States are “ranked” in many ways — best business climate, worst quality of life, most fun, etc. But most of those judgments are made by professionals — economists, pollsters, even journalists.
A unique YouGov survey took an entirely different approach.
We asked people to choose the better of two states in a series of head-to-head matchups. States are rated based on their “win percentage”, that is: how often that state won the head-to-head matchup when it was one of the two states shown.
All 50 states were shown, in addition to Washington, D.C., but territories were not included.
The rankings are from best to worst. Hawaii won the most head-to-head match-ups at 69 percent. Coming in dead last — by a significant margin — was the soon-to-be great state of New Columbia, formerly known as “Washington, D.C.,” which won only 35 percent of the match-ups.
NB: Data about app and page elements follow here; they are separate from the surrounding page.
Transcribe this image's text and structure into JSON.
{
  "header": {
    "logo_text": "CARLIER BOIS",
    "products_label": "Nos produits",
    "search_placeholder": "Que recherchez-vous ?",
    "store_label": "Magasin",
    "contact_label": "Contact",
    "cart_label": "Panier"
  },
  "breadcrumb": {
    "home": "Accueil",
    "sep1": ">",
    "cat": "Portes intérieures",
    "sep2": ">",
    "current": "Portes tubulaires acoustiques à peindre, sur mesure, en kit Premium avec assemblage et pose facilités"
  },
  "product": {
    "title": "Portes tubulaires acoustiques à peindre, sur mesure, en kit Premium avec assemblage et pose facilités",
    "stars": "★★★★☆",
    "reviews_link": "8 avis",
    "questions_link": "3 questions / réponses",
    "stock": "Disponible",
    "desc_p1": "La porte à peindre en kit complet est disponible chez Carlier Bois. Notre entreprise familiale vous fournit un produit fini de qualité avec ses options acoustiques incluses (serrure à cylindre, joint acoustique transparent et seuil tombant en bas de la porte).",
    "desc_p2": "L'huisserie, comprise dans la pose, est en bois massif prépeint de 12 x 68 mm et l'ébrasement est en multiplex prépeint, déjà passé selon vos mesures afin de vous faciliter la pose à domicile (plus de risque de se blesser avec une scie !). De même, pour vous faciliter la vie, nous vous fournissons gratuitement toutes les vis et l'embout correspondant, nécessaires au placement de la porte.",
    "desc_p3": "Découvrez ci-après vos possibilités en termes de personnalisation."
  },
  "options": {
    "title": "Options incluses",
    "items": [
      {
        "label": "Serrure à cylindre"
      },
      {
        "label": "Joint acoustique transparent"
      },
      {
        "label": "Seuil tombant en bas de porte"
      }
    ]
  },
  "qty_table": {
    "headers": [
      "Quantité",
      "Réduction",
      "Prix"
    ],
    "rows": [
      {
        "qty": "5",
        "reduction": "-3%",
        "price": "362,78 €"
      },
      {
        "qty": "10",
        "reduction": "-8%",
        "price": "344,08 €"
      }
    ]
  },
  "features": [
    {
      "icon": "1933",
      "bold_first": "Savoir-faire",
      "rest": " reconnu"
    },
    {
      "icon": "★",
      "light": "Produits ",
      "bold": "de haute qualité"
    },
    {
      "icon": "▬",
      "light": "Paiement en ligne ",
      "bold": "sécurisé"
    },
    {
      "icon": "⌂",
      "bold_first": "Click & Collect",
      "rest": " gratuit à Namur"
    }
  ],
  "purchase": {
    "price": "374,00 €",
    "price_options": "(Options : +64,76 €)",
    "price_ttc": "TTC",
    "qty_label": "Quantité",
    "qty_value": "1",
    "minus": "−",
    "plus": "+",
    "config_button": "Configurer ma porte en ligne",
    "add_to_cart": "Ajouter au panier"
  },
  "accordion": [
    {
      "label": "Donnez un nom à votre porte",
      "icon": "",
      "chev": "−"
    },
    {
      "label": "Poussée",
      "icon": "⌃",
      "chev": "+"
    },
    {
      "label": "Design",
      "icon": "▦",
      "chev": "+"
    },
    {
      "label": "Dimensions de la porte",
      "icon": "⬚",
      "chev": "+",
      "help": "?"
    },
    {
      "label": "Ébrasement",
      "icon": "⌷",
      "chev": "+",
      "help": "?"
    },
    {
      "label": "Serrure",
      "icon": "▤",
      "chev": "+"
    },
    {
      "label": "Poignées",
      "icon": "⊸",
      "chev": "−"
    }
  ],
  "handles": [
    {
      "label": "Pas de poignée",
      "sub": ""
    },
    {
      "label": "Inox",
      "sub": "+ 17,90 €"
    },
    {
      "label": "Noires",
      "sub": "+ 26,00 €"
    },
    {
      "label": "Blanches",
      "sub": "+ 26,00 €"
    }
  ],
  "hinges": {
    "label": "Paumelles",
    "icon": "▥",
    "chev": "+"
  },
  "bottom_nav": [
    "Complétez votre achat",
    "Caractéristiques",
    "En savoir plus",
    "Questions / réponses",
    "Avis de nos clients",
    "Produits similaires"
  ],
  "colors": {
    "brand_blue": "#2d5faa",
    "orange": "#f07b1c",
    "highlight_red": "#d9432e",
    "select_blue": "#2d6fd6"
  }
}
Hawaii, which is well-known for its beautiful beaches and warm weather, took the top spot by winning 69% of its matchups. With its scenic mountains, hiking paths, and recreational marijuana industry, Colorado took second place with 65% of matches won.
The third-ranking state was Virginia (64%), a destination for American history and ocean coastlines. Nevada, the home of Las Vegas, landed in the fourth-favorite spot (61%), with North Carolina only marginally behind it (61%).
Following the top five, Florida snagged the sixth spot with a 61% win-rate. Another retirement destination, Arizona, won 60% of its matchups to take seventh. New York — the destination for Broadway, quality food, and the city’s culture — landed in eighth place (59%). Two other destinations for warm weather and ocean coastlines landed in ninth and tenth place, respectively: Georgia (58%) and Texas (58%).
They don’t call it the “Sun Belt” for nothing.
Conversely, no poll would be complete without an anti-Southern bias.
The two lowest-rated states were Alabama (38%) and Mississippi (38%), which often rank low in other assessments of income and health care access. Both are Southern states, and in fact almost all the bottom ten states are situated in either the South, with Arkansas (39%) and Kentucky (42%) joining Alabama and Mississippi close to the bottom, or Midwest, including Iowa (39%), Indiana (40%), South Dakota (40%), Missouri (42%), and Kansas (42%).
There’s also an anti-Midwestern bias — or, at least, an anti-rural bias. Iowa and Indiana are beautiful states. There is something awe-inspiring when driving through Indiana, Iowa, South Dakota, and Missouri and seeing endless row upon row of corn, wheat, and soybeans. I suppose it’s boring — until you realize the extraordinary wealth on display, the dedication and hard work it takes to grow the food and raise the livestock we eat.
On the other hand, I went to school in Des Moines, where they almost literally roll up the sidewalks at midnight. Plus, you know — all those white people. No colors or hues to break the monotonous, monochromatic color scheme. There are plenty of Americans who see that as a failing.
I think for most Americans, the best place to live is home, wherever that is.